      UW This Season: Logan Wilson moved to middle linebacker in spring drills after playing weak-side linebacker a season ago.  He will be the leader of a young Wyoming linebacking corps.  2016: Wilson was named a First Team Freshman All-American by both the Football Writers Association of America (FWAA) and USA Today Sports.  He was selected the Mountain West Conference Freshman of the Year in voting by conference head coaches and media.  Wilson ranked No. 1 among MW freshmen in tackles, averaging 6.7 tackles per game. He had 94 tackles on the year to go along with 7.5 tackles for loss and three sacks.  Those tackles for loss combined for 45 yards.  He also recovered three fumbles and forced one fumble. Wilson was named the MW Defensive Player of the Week for his performance against Utah State, recording seven tackles, one interception for 56 yards and one fumble recovery.  Wilson scored two touchdowns on the season — one on a 27-yard interception return at Eastern Michigan and one on a fumble recovery in the end zone against UNLV.  He tied for the team lead with three interceptions.  Wilson had a personal high 13 tackles at UNLV. 2015: Redshirted.

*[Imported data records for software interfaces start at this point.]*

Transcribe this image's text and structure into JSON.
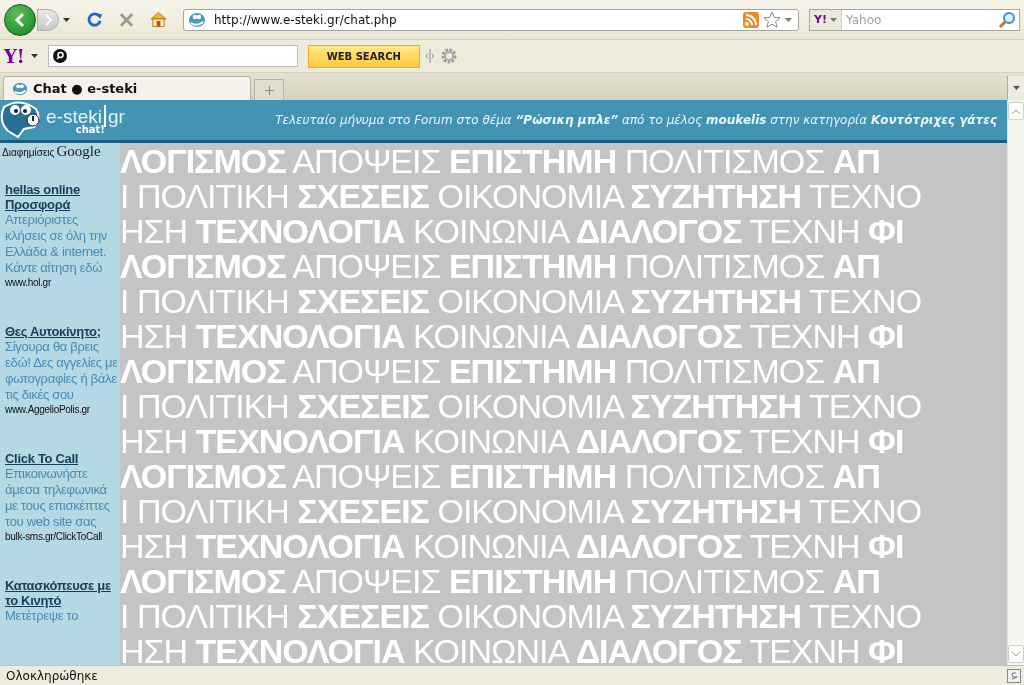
{
  "browser": {
    "address": "http://www.e-steki.gr/chat.php",
    "search_engine_logo": "Y!",
    "search": {
      "placeholder": "Yahoo"
    },
    "toolbar": {
      "logo": "Y!",
      "button": "WEB SEARCH"
    },
    "tabs": [
      {
        "label": "Chat ● e-steki",
        "selected": true
      }
    ]
  },
  "header": {
    "logo": {
      "name": "e-steki",
      "tld": "gr",
      "sub": "chat!"
    },
    "message": "Τελευταίο μήνυμα στο Forum στο θέμα **“Ρώσικη μπλε”** από το μέλος **moukelis** στην κατηγορία **Κοντότριχες γάτες**"
  },
  "sidebar": {
    "label": "Διαφημίσεις",
    "brand": "Google",
    "ads": [
      {
        "title": "hellas online Προσφορά",
        "body": "Απεριόριστες κλήσεις σε όλη την Ελλάδα & internet. Κάντε αίτηση εδώ",
        "url": "www.hol.gr"
      },
      {
        "title": "Θες Αυτοκίνητο;",
        "body": "Σίγουρα θα βρεις εδώ! Δες αγγελίες με φωτογραφίες ή βάλε τις δικές σου",
        "url": "www.AggelioPolis.gr"
      },
      {
        "title": "Click To Call",
        "body": "Επικοινωνήστε άμεσα τηλεφωνικά με τους επισκέπτες του web site σας",
        "url": "bulk-sms.gr/ClickToCall"
      },
      {
        "title": "Κατασκόπευσε με το Κινητό",
        "body": "Μετέτρεψε το"
      }
    ]
  },
  "background_pattern": [
    "**ΛΟΓΙΣΜΟΣ** ΑΠΟΨΕΙΣ **ΕΠΙΣΤΗΜΗ** ΠΟΛΙΤΙΣΜΟΣ **ΑΠ**",
    "Ι ΠΟΛΙΤΙΚΗ **ΣΧΕΣΕΙΣ** ΟΙΚΟΝΟΜΙΑ **ΣΥΖΗΤΗΣΗ** ΤΕΧΝΟ",
    "ΗΣΗ **ΤΕΧΝΟΛΟΓΙΑ** ΚΟΙΝΩΝΙΑ **ΔΙΑΛΟΓΟΣ** ΤΕΧΝΗ **ΦΙ**",
    "**ΛΟΓΙΣΜΟΣ** ΑΠΟΨΕΙΣ **ΕΠΙΣΤΗΜΗ** ΠΟΛΙΤΙΣΜΟΣ **ΑΠ**",
    "Ι ΠΟΛΙΤΙΚΗ **ΣΧΕΣΕΙΣ** ΟΙΚΟΝΟΜΙΑ **ΣΥΖΗΤΗΣΗ** ΤΕΧΝΟ",
    "ΗΣΗ **ΤΕΧΝΟΛΟΓΙΑ** ΚΟΙΝΩΝΙΑ **ΔΙΑΛΟΓΟΣ** ΤΕΧΝΗ **ΦΙ**",
    "**ΛΟΓΙΣΜΟΣ** ΑΠΟΨΕΙΣ **ΕΠΙΣΤΗΜΗ** ΠΟΛΙΤΙΣΜΟΣ **ΑΠ**",
    "Ι ΠΟΛΙΤΙΚΗ **ΣΧΕΣΕΙΣ** ΟΙΚΟΝΟΜΙΑ **ΣΥΖΗΤΗΣΗ** ΤΕΧΝΟ",
    "ΗΣΗ **ΤΕΧΝΟΛΟΓΙΑ** ΚΟΙΝΩΝΙΑ **ΔΙΑΛΟΓΟΣ** ΤΕΧΝΗ **ΦΙ**",
    "**ΛΟΓΙΣΜΟΣ** ΑΠΟΨΕΙΣ **ΕΠΙΣΤΗΜΗ** ΠΟΛΙΤΙΣΜΟΣ **ΑΠ**",
    "Ι ΠΟΛΙΤΙΚΗ **ΣΧΕΣΕΙΣ** ΟΙΚΟΝΟΜΙΑ **ΣΥΖΗΤΗΣΗ** ΤΕΧΝΟ",
    "ΗΣΗ **ΤΕΧΝΟΛΟΓΙΑ** ΚΟΙΝΩΝΙΑ **ΔΙΑΛΟΓΟΣ** ΤΕΧΝΗ **ΦΙ**",
    "**ΛΟΓΙΣΜΟΣ** ΑΠΟΨΕΙΣ **ΕΠΙΣΤΗΜΗ** ΠΟΛΙΤΙΣΜΟΣ **ΑΠ**",
    "Ι ΠΟΛΙΤΙΚΗ **ΣΧΕΣΕΙΣ** ΟΙΚΟΝΟΜΙΑ **ΣΥΖΗΤΗΣΗ** ΤΕΧΝΟ",
    "ΗΣΗ **ΤΕΧΝΟΛΟΓΙΑ** ΚΟΙΝΩΝΙΑ **ΔΙΑΛΟΓΟΣ** ΤΕΧΝΗ **ΦΙ**"
  ],
  "status_bar": {
    "text": "Ολοκληρώθηκε"
  }
}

High School: Wilson was selected to the 2014 Casper Star-Tribune Super 25 Team.  He was named to the Wyoming Coaches Association Class 4A All-State team as a defensive back and wide receiver in both 2013 and 2014, and was selected to the same All-State team as a punter for three consecutive seasons in 2012, `13 and was a unanimous selection in 2014.  As a defensive back, wide receiver and punter, he helped lead Natrona County to an undefeated season and the 2014 Class 4A State Championship.  Wilson was selected to play in the 2015 Shrine Bowl on June 13, 2015, in Casper, Wyo.  He was also part of Natrona County’s 2012 undefeated State Championship team.  His senior season, he had 29 receptions for 493 yards, averaged 17.0 yards per reception and scored seven receiving touchdowns.  As a defensive back, Wilson was credited with 22 total tackles, including 21 solo tackles with 1.0 tackle for loss, five pass breakups and six interceptions.  He also served as NC’s punter, averaging 43.7 yards per punt on 27 punts.  Natrona County led the state of Wyoming in: rushing defense, allowing only 84.6 yards per game; passing defense, giving up only 110.5 yards per game; and total defense, allowing only 195.1 yards per game.  He played for head coach Steve Harshman at Natrona County High School.  Wilson was also recruited by Colorado.  Personal:  He was born on July 8, 1996, and is the son of Trevor and Carla Wilson.  His father, Trevor, wrestled at Dickinson State.  Wilson is majoring in physical education-teaching at Wyoming.